» EXERCISE BRIEF:
Check the records below line by line, and report how many lines include the string "public". No other words are needed.

(Items from an interface collection)
-------------------------

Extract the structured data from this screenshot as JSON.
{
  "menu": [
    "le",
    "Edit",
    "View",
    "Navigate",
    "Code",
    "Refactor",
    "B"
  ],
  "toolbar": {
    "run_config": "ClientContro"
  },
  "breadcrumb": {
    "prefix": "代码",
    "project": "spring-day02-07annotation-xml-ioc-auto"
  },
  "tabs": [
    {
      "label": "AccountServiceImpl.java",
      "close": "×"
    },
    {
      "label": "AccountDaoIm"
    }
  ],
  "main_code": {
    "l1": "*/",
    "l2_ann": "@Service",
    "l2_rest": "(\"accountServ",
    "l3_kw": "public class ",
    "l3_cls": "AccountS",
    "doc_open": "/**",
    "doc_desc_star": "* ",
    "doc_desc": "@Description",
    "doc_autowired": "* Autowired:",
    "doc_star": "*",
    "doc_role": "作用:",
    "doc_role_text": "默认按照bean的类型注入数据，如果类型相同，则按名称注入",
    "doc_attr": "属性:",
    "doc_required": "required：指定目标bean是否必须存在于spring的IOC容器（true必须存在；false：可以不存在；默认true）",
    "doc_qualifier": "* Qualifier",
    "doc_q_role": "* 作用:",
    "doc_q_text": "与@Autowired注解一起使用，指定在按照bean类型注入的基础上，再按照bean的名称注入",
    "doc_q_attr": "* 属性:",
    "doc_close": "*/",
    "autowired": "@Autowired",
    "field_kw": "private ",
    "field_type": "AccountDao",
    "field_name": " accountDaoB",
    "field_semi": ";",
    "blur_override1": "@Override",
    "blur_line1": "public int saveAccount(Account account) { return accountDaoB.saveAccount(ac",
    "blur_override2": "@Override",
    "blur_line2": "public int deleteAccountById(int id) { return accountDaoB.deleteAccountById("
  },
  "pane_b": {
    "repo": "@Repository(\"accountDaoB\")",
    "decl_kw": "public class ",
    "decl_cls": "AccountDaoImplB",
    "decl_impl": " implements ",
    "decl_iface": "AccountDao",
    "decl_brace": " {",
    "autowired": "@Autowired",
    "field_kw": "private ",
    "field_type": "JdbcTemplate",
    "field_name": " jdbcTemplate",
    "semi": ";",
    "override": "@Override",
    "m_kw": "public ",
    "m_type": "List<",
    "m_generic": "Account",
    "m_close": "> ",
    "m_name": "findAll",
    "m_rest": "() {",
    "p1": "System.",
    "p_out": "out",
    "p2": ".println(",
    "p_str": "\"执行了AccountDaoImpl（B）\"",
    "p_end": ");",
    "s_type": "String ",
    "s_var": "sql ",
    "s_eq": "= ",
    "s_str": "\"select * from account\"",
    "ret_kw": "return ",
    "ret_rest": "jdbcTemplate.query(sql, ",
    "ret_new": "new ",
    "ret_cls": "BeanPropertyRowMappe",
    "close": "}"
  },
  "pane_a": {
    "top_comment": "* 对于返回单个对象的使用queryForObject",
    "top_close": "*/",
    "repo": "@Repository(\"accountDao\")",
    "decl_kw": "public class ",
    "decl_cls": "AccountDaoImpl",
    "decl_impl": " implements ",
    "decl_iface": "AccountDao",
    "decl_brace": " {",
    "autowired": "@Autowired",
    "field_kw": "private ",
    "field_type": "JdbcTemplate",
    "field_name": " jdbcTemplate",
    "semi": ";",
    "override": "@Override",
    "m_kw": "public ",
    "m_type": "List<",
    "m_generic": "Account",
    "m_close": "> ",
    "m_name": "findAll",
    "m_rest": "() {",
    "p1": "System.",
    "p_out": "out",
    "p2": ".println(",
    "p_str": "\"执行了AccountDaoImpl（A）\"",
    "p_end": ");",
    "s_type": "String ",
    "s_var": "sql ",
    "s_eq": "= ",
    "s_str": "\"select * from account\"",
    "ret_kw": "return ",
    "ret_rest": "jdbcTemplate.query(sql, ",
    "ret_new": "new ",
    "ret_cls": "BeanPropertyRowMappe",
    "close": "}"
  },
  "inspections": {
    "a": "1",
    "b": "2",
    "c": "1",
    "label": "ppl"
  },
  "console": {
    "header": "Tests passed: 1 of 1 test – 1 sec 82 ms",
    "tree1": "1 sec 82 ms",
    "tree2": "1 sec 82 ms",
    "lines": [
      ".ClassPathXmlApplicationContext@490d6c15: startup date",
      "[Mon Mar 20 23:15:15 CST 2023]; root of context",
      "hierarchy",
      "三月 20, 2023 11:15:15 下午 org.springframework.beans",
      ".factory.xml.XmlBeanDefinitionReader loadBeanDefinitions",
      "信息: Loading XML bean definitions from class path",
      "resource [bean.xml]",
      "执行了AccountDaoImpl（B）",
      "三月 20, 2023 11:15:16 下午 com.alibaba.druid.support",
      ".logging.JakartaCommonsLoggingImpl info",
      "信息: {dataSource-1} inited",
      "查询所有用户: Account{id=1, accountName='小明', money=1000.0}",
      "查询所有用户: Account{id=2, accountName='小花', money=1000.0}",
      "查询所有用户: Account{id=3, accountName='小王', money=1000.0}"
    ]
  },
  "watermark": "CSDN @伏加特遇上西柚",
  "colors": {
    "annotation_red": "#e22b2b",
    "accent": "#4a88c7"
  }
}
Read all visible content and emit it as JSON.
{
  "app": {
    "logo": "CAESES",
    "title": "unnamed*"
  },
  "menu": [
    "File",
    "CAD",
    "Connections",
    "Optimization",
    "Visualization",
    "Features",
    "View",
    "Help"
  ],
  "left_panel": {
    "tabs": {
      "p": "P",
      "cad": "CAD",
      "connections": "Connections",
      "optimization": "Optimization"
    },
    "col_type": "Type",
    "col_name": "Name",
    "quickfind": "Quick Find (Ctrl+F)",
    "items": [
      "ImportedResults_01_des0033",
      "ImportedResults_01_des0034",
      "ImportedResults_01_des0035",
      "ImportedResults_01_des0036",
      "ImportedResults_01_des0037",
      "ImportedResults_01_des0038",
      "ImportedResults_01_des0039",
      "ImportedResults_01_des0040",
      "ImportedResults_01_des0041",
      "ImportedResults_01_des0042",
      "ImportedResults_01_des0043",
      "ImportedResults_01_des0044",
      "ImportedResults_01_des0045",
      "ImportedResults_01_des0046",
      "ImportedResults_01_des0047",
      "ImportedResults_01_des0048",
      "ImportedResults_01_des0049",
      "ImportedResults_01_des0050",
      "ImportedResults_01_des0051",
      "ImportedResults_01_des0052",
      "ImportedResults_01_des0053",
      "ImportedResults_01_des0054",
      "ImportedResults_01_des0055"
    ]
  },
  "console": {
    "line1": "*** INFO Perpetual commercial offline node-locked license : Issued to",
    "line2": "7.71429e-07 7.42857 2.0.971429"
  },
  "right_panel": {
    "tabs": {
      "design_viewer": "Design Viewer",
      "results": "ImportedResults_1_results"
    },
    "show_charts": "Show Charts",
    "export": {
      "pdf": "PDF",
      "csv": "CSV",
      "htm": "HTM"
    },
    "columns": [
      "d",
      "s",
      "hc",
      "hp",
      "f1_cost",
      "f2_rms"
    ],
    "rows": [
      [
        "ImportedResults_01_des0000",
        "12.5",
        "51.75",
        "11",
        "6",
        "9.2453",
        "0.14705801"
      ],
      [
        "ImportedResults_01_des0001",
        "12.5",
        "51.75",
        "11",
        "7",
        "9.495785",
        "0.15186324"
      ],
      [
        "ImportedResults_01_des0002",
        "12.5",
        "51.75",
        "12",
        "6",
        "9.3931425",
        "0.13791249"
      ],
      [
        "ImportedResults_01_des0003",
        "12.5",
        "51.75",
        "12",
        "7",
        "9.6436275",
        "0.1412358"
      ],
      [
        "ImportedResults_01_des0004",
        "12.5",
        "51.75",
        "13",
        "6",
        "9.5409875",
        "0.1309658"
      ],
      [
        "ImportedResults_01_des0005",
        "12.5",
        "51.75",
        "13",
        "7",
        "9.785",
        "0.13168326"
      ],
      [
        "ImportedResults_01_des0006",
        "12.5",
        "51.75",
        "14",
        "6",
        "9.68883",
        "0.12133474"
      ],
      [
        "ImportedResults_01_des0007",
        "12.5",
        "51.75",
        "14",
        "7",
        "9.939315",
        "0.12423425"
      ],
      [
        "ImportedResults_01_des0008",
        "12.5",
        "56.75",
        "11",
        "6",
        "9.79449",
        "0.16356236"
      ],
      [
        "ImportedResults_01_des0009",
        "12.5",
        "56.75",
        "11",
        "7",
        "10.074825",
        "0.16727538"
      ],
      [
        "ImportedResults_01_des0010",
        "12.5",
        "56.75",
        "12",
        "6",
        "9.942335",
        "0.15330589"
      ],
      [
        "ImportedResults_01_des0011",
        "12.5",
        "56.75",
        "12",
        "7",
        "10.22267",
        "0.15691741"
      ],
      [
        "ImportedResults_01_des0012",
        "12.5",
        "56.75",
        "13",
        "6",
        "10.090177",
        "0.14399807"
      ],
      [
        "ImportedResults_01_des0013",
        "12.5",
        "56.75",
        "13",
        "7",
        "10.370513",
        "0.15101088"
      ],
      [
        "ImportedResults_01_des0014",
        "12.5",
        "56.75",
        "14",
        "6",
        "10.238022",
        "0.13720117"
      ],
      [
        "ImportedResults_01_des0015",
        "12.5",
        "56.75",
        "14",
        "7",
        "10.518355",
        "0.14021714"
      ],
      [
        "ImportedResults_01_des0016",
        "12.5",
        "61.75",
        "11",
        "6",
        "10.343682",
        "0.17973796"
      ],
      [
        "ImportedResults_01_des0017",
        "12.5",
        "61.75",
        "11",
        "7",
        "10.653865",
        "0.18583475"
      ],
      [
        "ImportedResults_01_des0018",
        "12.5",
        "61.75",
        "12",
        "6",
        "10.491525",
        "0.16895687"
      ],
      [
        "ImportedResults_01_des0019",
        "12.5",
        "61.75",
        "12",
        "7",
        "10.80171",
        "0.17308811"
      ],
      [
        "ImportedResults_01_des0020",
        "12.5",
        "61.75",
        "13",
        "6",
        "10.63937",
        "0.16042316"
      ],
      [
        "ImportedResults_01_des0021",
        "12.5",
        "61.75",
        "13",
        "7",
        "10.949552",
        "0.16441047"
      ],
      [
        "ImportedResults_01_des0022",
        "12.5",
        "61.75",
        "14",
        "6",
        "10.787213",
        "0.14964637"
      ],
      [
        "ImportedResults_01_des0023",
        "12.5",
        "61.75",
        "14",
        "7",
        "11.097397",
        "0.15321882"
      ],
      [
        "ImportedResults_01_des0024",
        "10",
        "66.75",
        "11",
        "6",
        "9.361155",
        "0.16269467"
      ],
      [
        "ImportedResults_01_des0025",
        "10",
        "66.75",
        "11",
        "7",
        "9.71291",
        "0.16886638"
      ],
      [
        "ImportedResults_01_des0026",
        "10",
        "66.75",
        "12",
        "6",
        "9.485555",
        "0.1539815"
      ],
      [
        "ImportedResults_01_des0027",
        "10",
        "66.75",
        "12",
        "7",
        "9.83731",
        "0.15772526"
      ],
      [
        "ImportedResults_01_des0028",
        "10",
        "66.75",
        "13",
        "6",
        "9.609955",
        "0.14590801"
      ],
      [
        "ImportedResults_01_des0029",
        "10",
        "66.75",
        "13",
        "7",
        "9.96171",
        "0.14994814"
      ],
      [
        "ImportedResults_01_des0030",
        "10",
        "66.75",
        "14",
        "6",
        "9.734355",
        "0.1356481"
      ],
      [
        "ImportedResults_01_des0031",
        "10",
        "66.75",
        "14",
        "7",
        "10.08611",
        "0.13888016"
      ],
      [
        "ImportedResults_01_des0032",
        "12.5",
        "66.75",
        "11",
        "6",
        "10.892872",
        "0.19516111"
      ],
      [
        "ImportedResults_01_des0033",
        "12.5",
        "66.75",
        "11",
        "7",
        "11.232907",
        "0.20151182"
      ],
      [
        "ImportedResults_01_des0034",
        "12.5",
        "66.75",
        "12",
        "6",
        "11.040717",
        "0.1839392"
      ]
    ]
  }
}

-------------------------

» RESULT OF THIS EXERCISE:
7